  • Enthusiasm (invigorates others)
  • Focus (pays attention, resists distractions, remembers directions)
  • Composure (remains calm when critiqued, doesn't interrupt)
  • Gratitude (shows appreciation)
  • Curiosity (eager to explore, asks questions to understand, actively listens)
  • Optimism (gets over frustrations quickly)
  • Grit (finishes what they start, doesn't get blocked)
  • Emotional intelligence (demonstrates respect for others' feelings, knows when and how to include others)
  • Humor (likes to laugh, makes others smile)
  • Appreciation of beauty (notices and appreciates beauty and excellence)

To be hired, the candidate must get a unanimous "yes" from the existing teammates with whom they interacted.

Offer and Onboarding

We use Workable to send the offer and get them signed without the "print and scan" process on either end.

Offers are reviewed and approved by at least one member of the C-level executive team before being sent. C-level executives and Managing Directors can execute offers on behalf of thoughtbot.

When the offer is accepted, we run a custom onboarding app which we wrote. It creates the teammate's email address, gives them access to systems like GitHub and Slack, notifies Accounting, sends a welcome email to the teammate, and creates a todo list for the hiring manager for any remaining manual items that we haven't been able to automate.

We assign a guide to new team members for their first two weeks. The guide helps them get set up, makes them feel comfortable, answers questions they may have, or points them to the person who can answer their questions.


We have 6 Global Salary Zones in order to create a sustainable and more equitable process as we expand into new locations, and provide transparency for our current team and potential applicants. Read all about compensation at thoughtbot.

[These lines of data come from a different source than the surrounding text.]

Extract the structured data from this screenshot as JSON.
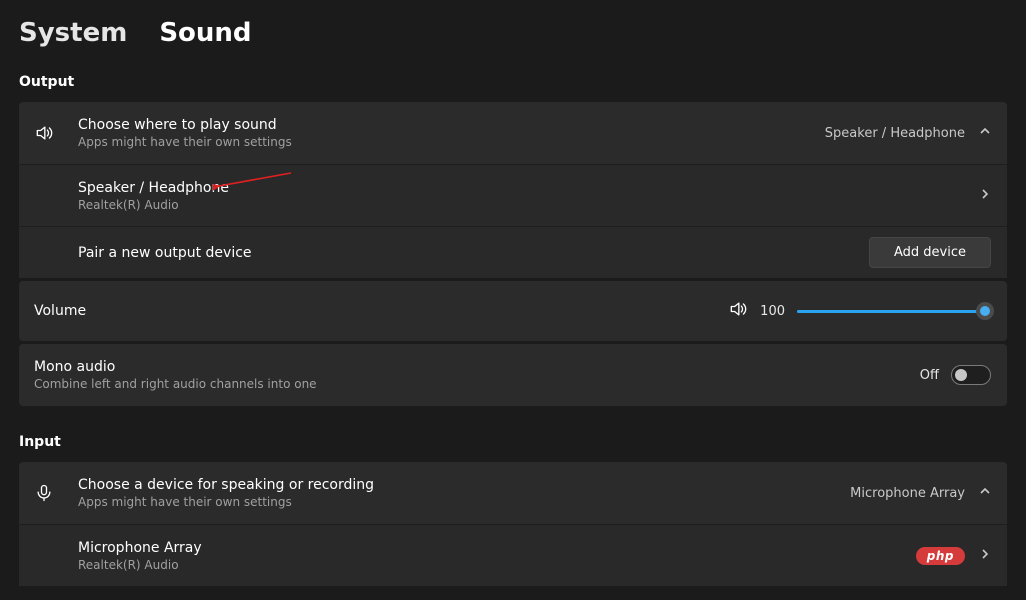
{
  "breadcrumb": {
    "parent": "System",
    "current": "Sound"
  },
  "output": {
    "section_label": "Output",
    "choose": {
      "title": "Choose where to play sound",
      "subtitle": "Apps might have their own settings",
      "current": "Speaker / Headphone"
    },
    "device": {
      "name": "Speaker / Headphone",
      "driver": "Realtek(R) Audio"
    },
    "pair": {
      "label": "Pair a new output device",
      "button": "Add device"
    },
    "volume": {
      "label": "Volume",
      "value": "100"
    },
    "mono": {
      "title": "Mono audio",
      "subtitle": "Combine left and right audio channels into one",
      "state": "Off"
    }
  },
  "input": {
    "section_label": "Input",
    "choose": {
      "title": "Choose a device for speaking or recording",
      "subtitle": "Apps might have their own settings",
      "current": "Microphone Array"
    },
    "device": {
      "name": "Microphone Array",
      "driver": "Realtek(R) Audio"
    },
    "badge": "php"
  }
}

Talk to one of our product experts about building success into your process.